Ms. Scott has exhibited, performed, and lectured across the country and abroad. During the year 2000, Joyce was featured in a major 30 year retrospective at The Baltimore Museum of Art titled Joyce J. Scott: Kickin’ It with the Old Masters. Following the exhibition’s close, Exhibits USA adapted the show into a nine year traveling exhibition under the title Kickin’ It with Joyce J. Scott. The artist is included in most major public collections: the Baltimore Museum of Art, Brooklyn Museum of Art, Corning Museum of Glass, Metropolitan Museum of Art, Mint Museum of Art, Mobile Museum of Art, Museum of Glass in Washington, Museum of Art and Design in NY, Museum of Fine Arts in Houston, National Museum of American Art, Smithsonian Institution in D.C., and the Philadelphia Museum of Art. She has recorded original music and has performed extensively, including theatrical pieces with Robert Sherman during the 1970’s, the Thunder Thigh Revue of the1980’s, Lorrainne Whittlesey and the notorious Ebony & Irony routine, and her one-woman, 20-year running performance titled Walk a Mile in My Drawers.

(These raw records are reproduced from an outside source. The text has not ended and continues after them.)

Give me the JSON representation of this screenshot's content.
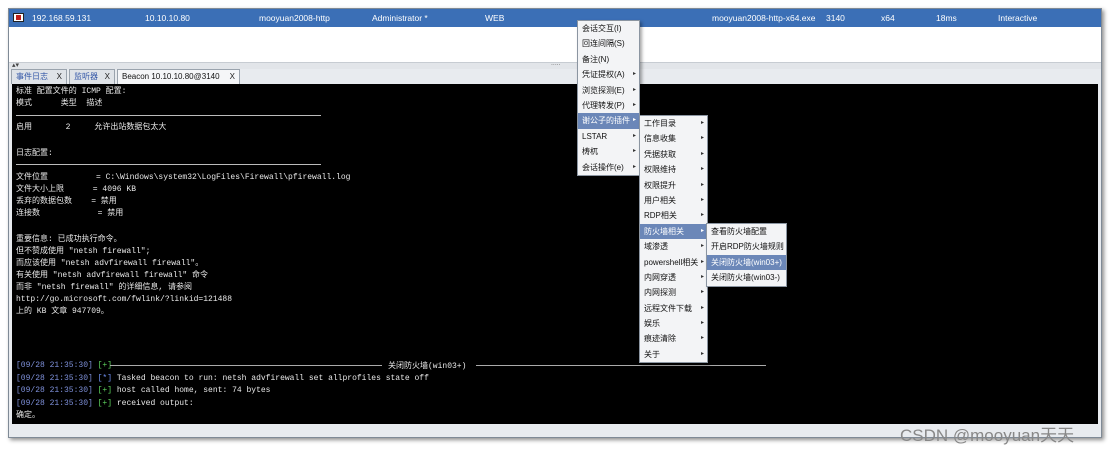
{
  "session": {
    "external_ip": "192.168.59.131",
    "internal_ip": "10.10.10.80",
    "computer": "mooyuan2008-http",
    "user": "Administrator *",
    "listener": "WEB",
    "process": "mooyuan2008-http-x64.exe",
    "pid": "3140",
    "arch": "x64",
    "last": "18ms",
    "mode": "Interactive",
    "icon": "beacon-session-icon"
  },
  "tabs": [
    {
      "label": "事件日志",
      "close": "X"
    },
    {
      "label": "监听器",
      "close": "X"
    },
    {
      "label": "Beacon 10.10.10.80@3140",
      "close": "X"
    }
  ],
  "console": {
    "lines": [
      "标准 配置文件的 ICMP 配置:",
      "模式      类型  描述",
      "启用       2     允许出站数据包太大",
      "日志配置:",
      "文件位置          = C:\\Windows\\system32\\LogFiles\\Firewall\\pfirewall.log",
      "文件大小上限      = 4096 KB",
      "丢弃的数据包数    = 禁用",
      "连接数            = 禁用",
      "重要信息: 已成功执行命令。",
      "但不赞成使用 \"netsh firewall\";",
      "而应该使用 \"netsh advfirewall firewall\"。",
      "有关使用 \"netsh advfirewall firewall\" 命令",
      "而非 \"netsh firewall\" 的详细信息, 请参阅",
      "http://go.microsoft.com/fwlink/?linkid=121488",
      "上的 KB 文章 947709。"
    ],
    "separator_title": "关闭防火墙(win03+)",
    "log": [
      {
        "time": "[09/28 21:35:30]",
        "tag": "[+]",
        "text": ""
      },
      {
        "time": "[09/28 21:35:30]",
        "tag": "[*]",
        "text": "Tasked beacon to run: netsh advfirewall set allprofiles state off"
      },
      {
        "time": "[09/28 21:35:30]",
        "tag": "[+]",
        "text": "host called home, sent: 74 bytes"
      },
      {
        "time": "[09/28 21:35:30]",
        "tag": "[+]",
        "text": "received output:"
      }
    ],
    "last_line": "确定。"
  },
  "menu1": [
    {
      "label": "会话交互(I)",
      "arrow": ""
    },
    {
      "label": "回连间隔(S)",
      "arrow": ""
    },
    {
      "label": "备注(N)",
      "arrow": ""
    },
    {
      "label": "凭证提权(A)",
      "arrow": "▸"
    },
    {
      "label": "浏览探测(E)",
      "arrow": "▸"
    },
    {
      "label": "代理转发(P)",
      "arrow": "▸"
    },
    {
      "label": "谢公子的插件",
      "arrow": "▸"
    },
    {
      "label": "LSTAR",
      "arrow": "▸"
    },
    {
      "label": "梼杌",
      "arrow": "▸"
    },
    {
      "label": "会话操作(e)",
      "arrow": "▸"
    }
  ],
  "menu2": [
    {
      "label": "工作目录",
      "arrow": "▸"
    },
    {
      "label": "信息收集",
      "arrow": "▸"
    },
    {
      "label": "凭据获取",
      "arrow": "▸"
    },
    {
      "label": "权限维持",
      "arrow": "▸"
    },
    {
      "label": "权限提升",
      "arrow": "▸"
    },
    {
      "label": "用户相关",
      "arrow": "▸"
    },
    {
      "label": "RDP相关",
      "arrow": "▸"
    },
    {
      "label": "防火墙相关",
      "arrow": "▸"
    },
    {
      "label": "域渗透",
      "arrow": "▸"
    },
    {
      "label": "powershell相关",
      "arrow": "▸"
    },
    {
      "label": "内网穿透",
      "arrow": "▸"
    },
    {
      "label": "内网探测",
      "arrow": "▸"
    },
    {
      "label": "远程文件下载",
      "arrow": "▸"
    },
    {
      "label": "娱乐",
      "arrow": "▸"
    },
    {
      "label": "痕迹清除",
      "arrow": "▸"
    },
    {
      "label": "关于",
      "arrow": "▸"
    }
  ],
  "menu3": [
    {
      "label": "查看防火墙配置"
    },
    {
      "label": "开启RDP防火墙规则"
    },
    {
      "label": "关闭防火墙(win03+)"
    },
    {
      "label": "关闭防火墙(win03-)"
    }
  ],
  "watermark": "CSDN @mooyuan天天",
  "colors": {
    "session_row": "#3b6fb6",
    "menu_highlight": "#6b87b8",
    "console_bg": "#000000"
  }
}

Additionally, Scott has been the recipient of myriad commissions, grants, residencies, and prestigious honors from institutions such as the National Endowment for the Arts, the Louis Comfort Tiffany Foundation, Anonymous Was a Woman, and the American Craft Council. In 1996, Scott was nominated for a National Living Treasure Award, and in 2010, she will be presented with a lifetime achievement award from the Women’s Caucus for the Arts.